Chinese Newspaper Chinadaily published an article about Georgia, describing Georgia as a little treasure land in Caucasus.
Jvari Church was built in the 6th century to celebrate the country’s conversion to Christianity more than 100 years earlier. Photos provided to China Daily
Georgia charms with amazing architecture, multiculturalism and its claim as the land that invented wine. Mike Peters explores its allures.
You can tell if a country is a prize by checking how many times it has been invaded.By that measure, the little Caucasus land of Georgia is a treasure indeed.
Long an important Eurasian crossroads, Arabs overran the place in 645, making the captured capital, Tbilisi, an emirate for four centuries. Later came the Mongols, Huns, Persians, Ottomans and Russians in turn.
Visitors today will encounter all of those influences and more, coming together in a Caucasian people with a distinctly European outlook.
An ancient wine culture is flourishing, and beautiful Orthodox churches have become social centers for a newly energized faithful.
After relative isolation in the Soviet era, the old Silk Road hub is back to its old ways, making a trade pact with the European Union and a brand-new free-trade agreement with China.
The country’s scenic charm is apparent as soon as you land in Tbilisi, which straddles the Mtkvari River and commands good views of the surrounding mountains.
The Old Town gives smartphones and selfie sticks a workout as tourists flow through narrow lanes amid colorful two-story houses fronted with charming balconies.
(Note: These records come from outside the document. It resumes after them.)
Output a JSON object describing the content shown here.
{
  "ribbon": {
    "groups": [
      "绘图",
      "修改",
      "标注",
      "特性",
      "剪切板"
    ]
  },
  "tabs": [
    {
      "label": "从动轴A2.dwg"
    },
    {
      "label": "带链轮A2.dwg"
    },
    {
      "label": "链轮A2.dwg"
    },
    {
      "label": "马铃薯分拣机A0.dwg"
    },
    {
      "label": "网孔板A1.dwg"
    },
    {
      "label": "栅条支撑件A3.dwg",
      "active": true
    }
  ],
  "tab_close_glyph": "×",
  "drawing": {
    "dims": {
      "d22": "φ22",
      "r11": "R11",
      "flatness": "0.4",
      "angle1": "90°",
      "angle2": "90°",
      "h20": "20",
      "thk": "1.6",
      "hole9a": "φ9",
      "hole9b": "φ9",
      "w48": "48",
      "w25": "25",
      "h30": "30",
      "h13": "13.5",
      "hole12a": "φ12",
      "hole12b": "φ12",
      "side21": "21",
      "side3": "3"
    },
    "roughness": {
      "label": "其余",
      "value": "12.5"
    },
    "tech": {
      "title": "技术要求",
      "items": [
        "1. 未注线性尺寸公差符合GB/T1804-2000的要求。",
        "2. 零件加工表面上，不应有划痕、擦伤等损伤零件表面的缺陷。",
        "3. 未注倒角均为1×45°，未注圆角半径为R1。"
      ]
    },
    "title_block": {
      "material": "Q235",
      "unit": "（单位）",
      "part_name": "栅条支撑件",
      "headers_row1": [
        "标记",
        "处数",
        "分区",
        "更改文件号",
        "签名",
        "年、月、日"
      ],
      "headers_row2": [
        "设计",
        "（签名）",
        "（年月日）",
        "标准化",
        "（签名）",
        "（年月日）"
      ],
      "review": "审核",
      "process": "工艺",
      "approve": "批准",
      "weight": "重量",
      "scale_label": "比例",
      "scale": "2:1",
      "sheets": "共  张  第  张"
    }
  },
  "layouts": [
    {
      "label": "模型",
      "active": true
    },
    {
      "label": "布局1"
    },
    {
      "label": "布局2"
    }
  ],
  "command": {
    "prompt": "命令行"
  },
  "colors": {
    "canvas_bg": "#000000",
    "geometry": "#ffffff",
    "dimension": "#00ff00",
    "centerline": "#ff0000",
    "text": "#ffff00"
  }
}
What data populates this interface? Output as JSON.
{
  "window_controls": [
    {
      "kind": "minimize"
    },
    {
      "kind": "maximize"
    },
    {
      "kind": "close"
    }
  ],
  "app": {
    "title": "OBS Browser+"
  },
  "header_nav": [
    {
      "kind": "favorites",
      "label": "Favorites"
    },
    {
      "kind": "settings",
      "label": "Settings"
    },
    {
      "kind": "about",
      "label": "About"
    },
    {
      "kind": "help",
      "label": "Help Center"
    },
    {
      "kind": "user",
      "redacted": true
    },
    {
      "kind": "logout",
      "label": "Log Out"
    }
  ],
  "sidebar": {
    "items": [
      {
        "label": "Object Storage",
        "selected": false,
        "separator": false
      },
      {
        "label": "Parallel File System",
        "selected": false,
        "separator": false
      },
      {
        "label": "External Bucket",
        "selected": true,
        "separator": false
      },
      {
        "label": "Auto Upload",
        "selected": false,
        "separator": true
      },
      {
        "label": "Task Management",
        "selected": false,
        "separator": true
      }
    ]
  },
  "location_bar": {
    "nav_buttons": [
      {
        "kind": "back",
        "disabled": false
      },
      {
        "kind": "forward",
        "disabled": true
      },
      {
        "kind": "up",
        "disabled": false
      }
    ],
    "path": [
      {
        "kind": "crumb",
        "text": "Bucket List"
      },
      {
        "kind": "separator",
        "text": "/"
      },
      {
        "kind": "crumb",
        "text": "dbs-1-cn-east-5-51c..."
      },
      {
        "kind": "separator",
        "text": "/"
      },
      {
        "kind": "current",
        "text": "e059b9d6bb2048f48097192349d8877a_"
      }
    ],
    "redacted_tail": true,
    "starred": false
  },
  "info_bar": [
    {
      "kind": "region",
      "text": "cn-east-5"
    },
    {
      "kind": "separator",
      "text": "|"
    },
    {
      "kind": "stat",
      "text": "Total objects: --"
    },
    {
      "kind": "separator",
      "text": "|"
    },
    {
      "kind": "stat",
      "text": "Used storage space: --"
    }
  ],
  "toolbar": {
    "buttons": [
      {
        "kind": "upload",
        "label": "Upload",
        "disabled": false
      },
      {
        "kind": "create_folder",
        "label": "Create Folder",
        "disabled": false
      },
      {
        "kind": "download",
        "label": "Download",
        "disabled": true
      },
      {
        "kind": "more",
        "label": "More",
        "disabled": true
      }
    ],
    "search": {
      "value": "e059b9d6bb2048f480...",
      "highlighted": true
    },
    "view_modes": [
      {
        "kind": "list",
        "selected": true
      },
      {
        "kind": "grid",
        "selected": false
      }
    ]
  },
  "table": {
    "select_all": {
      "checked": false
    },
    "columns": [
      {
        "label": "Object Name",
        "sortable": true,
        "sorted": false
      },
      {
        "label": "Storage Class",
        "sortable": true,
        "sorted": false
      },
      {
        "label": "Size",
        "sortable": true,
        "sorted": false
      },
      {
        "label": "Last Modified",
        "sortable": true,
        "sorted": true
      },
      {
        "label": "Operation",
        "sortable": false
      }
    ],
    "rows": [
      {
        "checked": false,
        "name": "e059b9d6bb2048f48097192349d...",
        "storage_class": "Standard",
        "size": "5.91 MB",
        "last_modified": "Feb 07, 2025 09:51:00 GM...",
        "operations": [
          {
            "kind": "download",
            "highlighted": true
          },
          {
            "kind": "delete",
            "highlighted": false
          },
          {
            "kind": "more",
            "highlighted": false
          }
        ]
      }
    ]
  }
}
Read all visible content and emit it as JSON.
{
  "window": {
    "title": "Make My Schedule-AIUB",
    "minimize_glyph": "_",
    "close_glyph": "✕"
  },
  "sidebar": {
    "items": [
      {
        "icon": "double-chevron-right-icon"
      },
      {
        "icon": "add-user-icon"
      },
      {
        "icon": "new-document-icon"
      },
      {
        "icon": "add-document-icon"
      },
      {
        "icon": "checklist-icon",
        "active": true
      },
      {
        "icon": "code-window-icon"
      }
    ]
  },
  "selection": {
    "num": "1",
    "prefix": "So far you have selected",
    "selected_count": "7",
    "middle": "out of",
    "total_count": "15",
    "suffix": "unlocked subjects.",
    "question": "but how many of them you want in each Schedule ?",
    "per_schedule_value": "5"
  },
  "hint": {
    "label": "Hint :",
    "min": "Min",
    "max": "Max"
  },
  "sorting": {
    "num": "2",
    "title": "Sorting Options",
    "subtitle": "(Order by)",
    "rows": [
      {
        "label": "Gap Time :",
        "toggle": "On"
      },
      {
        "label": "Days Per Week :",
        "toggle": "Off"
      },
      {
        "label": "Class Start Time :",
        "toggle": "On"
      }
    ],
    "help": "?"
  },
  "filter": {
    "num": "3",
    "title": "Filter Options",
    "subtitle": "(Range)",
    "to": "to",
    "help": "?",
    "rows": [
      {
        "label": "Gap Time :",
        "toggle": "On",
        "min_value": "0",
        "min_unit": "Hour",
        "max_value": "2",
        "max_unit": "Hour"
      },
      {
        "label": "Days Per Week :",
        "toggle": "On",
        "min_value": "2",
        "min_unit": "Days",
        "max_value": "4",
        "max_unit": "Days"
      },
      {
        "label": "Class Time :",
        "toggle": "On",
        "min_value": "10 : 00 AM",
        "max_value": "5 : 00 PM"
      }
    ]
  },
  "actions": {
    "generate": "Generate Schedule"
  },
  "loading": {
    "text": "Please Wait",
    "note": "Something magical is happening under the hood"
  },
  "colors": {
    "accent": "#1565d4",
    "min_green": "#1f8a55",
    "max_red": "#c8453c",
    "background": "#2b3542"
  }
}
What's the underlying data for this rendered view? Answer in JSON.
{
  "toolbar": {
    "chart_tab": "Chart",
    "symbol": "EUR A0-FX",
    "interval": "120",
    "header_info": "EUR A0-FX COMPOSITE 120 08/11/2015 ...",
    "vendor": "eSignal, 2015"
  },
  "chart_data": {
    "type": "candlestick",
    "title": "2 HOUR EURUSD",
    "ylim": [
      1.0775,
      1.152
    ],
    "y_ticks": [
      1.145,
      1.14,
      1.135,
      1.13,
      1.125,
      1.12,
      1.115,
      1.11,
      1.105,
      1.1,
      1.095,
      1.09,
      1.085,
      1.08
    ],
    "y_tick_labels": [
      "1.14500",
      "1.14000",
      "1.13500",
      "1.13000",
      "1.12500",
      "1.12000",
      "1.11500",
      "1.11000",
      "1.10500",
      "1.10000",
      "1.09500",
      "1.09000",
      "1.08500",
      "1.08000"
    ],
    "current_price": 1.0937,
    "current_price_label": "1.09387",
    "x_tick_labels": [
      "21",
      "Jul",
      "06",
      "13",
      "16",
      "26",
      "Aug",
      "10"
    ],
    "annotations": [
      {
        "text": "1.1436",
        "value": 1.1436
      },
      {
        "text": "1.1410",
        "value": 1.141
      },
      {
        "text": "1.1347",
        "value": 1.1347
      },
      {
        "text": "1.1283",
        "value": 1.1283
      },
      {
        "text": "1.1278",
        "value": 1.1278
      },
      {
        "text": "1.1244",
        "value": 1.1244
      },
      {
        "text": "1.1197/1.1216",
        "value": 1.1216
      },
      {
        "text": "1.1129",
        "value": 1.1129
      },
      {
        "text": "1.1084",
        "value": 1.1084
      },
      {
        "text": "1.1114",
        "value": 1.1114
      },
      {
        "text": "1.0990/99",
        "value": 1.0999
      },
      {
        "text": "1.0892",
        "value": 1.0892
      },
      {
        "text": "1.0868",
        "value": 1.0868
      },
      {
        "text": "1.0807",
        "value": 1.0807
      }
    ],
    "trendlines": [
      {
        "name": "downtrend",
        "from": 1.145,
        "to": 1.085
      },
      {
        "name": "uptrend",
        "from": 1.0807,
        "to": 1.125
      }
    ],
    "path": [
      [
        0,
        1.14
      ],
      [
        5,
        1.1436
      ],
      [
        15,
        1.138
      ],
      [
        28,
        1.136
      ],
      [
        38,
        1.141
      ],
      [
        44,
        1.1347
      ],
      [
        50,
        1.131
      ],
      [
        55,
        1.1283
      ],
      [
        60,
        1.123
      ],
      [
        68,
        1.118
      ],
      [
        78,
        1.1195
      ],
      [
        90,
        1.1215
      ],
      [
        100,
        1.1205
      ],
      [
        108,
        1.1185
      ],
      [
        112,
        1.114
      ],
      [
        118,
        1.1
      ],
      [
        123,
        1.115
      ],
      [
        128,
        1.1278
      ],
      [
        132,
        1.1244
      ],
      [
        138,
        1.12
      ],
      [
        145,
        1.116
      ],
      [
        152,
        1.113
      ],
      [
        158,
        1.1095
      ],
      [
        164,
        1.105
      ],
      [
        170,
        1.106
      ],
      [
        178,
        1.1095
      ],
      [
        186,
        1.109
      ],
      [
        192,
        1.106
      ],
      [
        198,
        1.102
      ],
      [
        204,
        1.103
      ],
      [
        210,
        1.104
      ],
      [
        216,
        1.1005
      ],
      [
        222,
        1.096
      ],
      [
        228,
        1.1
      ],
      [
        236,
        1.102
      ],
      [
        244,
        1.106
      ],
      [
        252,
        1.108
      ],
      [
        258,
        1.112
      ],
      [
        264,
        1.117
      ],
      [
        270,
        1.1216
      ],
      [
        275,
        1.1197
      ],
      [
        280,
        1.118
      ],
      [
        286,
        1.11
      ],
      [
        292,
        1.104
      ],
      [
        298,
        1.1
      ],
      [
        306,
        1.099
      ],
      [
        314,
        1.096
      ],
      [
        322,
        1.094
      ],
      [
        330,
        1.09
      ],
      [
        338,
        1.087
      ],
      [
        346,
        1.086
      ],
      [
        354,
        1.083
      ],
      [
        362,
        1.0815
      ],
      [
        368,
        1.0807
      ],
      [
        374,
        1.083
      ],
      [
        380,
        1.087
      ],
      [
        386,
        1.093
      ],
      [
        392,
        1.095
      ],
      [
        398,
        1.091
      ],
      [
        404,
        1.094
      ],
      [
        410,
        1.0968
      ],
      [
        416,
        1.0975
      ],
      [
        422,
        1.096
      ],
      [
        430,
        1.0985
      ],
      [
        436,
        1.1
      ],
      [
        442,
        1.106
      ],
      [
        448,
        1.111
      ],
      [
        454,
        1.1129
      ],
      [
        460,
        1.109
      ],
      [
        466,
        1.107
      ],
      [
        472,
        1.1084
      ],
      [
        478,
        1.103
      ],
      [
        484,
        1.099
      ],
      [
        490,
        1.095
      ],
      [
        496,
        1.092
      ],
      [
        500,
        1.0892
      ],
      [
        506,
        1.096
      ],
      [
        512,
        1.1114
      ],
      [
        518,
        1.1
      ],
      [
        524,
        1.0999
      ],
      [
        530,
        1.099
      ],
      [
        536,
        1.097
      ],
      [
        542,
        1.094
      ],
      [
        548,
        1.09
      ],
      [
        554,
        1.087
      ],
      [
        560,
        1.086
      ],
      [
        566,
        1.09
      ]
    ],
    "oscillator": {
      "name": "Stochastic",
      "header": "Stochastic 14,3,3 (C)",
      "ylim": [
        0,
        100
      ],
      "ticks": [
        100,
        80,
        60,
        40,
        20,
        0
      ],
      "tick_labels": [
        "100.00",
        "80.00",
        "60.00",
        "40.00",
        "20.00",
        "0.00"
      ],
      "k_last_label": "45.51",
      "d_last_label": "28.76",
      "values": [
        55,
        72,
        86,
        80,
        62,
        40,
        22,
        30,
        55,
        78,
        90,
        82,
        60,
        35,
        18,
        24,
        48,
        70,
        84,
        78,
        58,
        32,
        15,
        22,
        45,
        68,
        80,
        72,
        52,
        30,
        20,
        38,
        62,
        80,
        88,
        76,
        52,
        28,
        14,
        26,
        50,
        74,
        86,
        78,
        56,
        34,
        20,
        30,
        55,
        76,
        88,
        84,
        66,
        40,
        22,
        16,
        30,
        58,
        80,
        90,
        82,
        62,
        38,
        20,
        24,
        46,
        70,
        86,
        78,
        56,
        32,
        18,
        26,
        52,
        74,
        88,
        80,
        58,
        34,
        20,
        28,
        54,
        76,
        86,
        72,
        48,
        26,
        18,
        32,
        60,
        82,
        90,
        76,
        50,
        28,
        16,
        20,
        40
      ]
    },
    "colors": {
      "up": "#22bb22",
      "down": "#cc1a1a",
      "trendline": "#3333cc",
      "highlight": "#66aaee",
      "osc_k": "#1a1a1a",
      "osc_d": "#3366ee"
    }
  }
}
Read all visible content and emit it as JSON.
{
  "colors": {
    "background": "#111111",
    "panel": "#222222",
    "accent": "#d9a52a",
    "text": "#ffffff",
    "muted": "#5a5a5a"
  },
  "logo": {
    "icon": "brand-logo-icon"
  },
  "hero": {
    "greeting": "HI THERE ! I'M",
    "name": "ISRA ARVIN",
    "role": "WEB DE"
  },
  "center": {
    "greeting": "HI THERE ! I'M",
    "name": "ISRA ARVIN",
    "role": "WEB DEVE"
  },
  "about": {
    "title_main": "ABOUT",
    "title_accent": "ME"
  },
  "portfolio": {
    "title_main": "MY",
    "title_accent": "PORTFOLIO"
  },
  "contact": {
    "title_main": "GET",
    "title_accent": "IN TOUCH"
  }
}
There are lots of small wine bars and an occasional tree-lined square.
The village feeling is enhanced by street stalls jammed with colorful rugs and fabrics, fresh pomegranates and figs, vegetables, honey, fragrant cheeses and nuts fresh from the surrounding countryside.